**** Input data

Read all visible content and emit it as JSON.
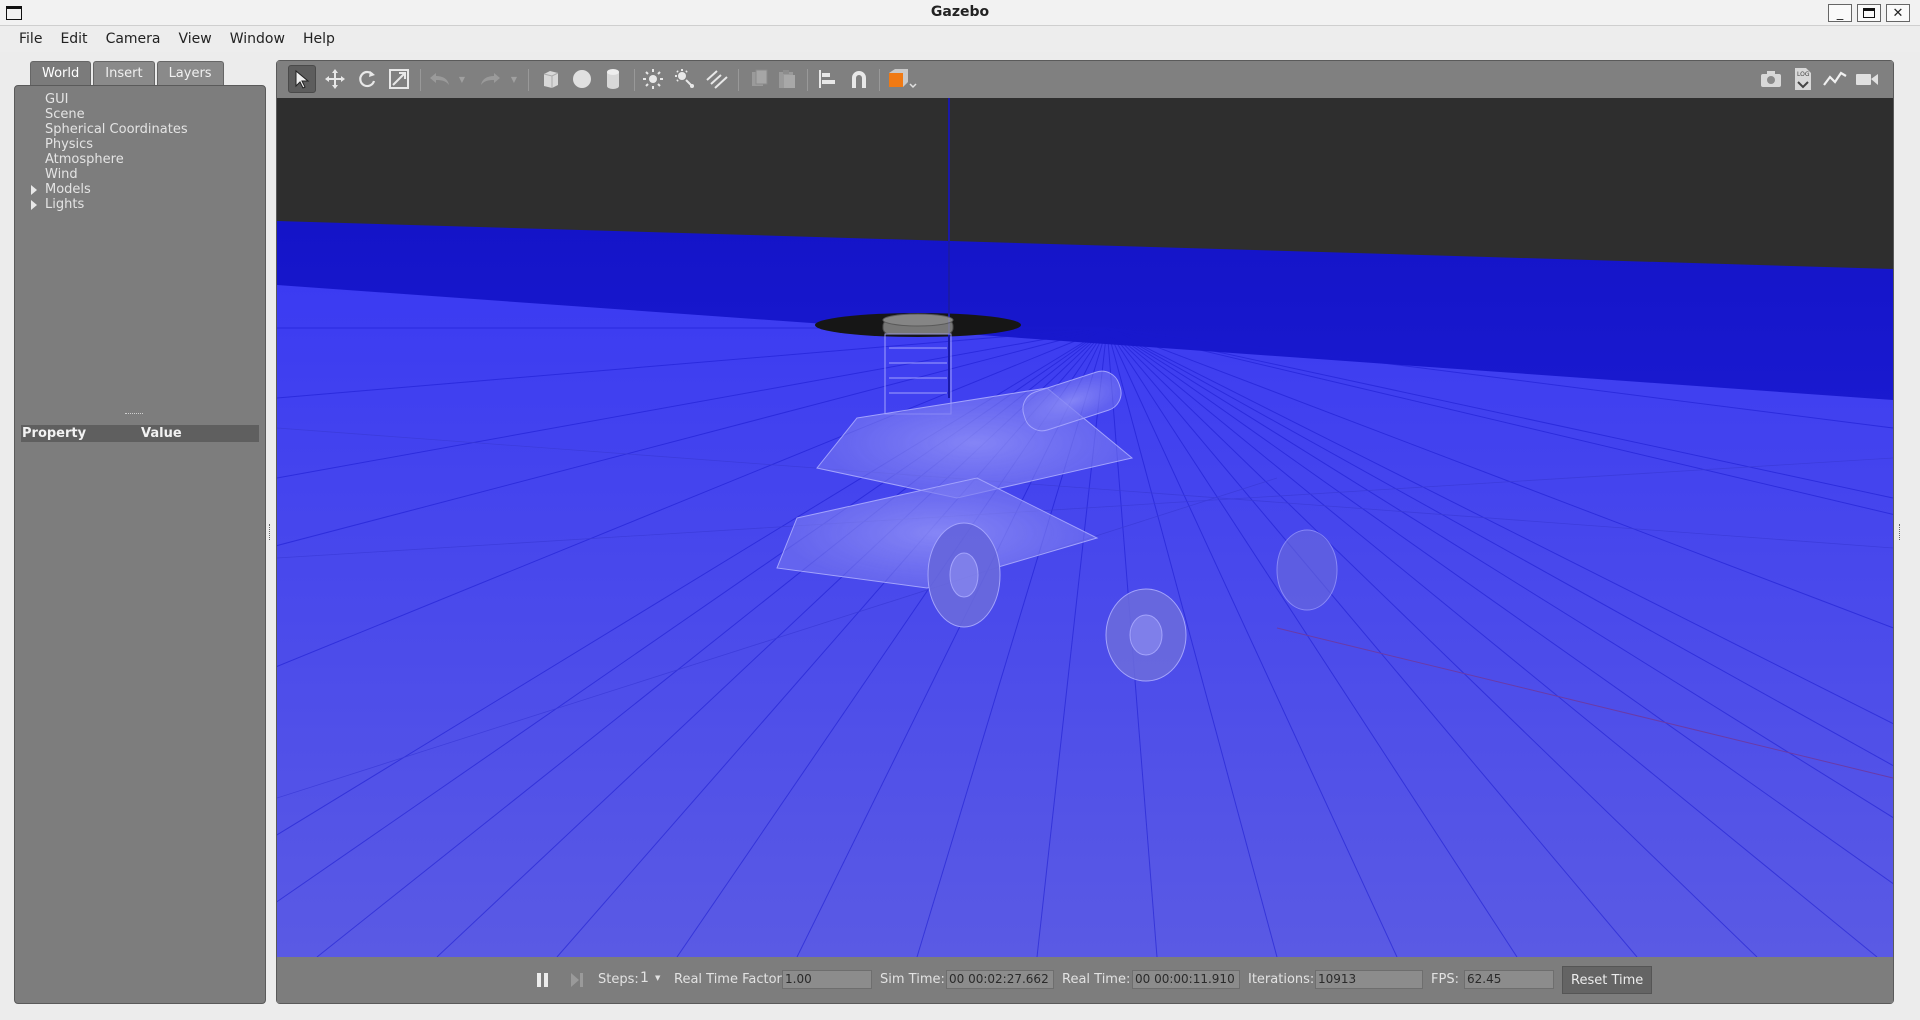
{
  "window": {
    "title": "Gazebo"
  },
  "menubar": {
    "items": [
      "File",
      "Edit",
      "Camera",
      "View",
      "Window",
      "Help"
    ]
  },
  "left_panel": {
    "tabs": [
      "World",
      "Insert",
      "Layers"
    ],
    "active_tab": "World",
    "tree": [
      "GUI",
      "Scene",
      "Spherical Coordinates",
      "Physics",
      "Atmosphere",
      "Wind",
      "Models",
      "Lights"
    ],
    "properties": {
      "col_property": "Property",
      "col_value": "Value"
    }
  },
  "toolbar": {
    "icons": [
      "select-mode-icon",
      "translate-mode-icon",
      "rotate-mode-icon",
      "scale-mode-icon",
      "undo-icon",
      "redo-icon",
      "box-shape-icon",
      "sphere-shape-icon",
      "cylinder-shape-icon",
      "point-light-icon",
      "spot-light-icon",
      "directional-light-icon",
      "copy-icon",
      "paste-icon",
      "align-icon",
      "snap-icon",
      "view-angle-icon",
      "screenshot-icon",
      "log-icon",
      "plot-icon",
      "record-video-icon"
    ]
  },
  "bottom_bar": {
    "steps_label": "Steps:",
    "steps_value": "1",
    "rtf_label": "Real Time Factor:",
    "rtf_value": "1.00",
    "sim_time_label": "Sim Time:",
    "sim_time_value": "00 00:02:27.662",
    "real_time_label": "Real Time:",
    "real_time_value": "00 00:00:11.910",
    "iterations_label": "Iterations:",
    "iterations_value": "10913",
    "fps_label": "FPS:",
    "fps_value": "62.45",
    "reset_label": "Reset Time"
  },
  "colors": {
    "ground": "#3d3df0",
    "sky": "#2e2e2e",
    "panel": "#7d7d7d"
  }
}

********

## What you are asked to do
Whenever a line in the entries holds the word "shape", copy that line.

## Response to this exercise
      "box-shape-icon",
      "sphere-shape-icon",
      "cylinder-shape-icon",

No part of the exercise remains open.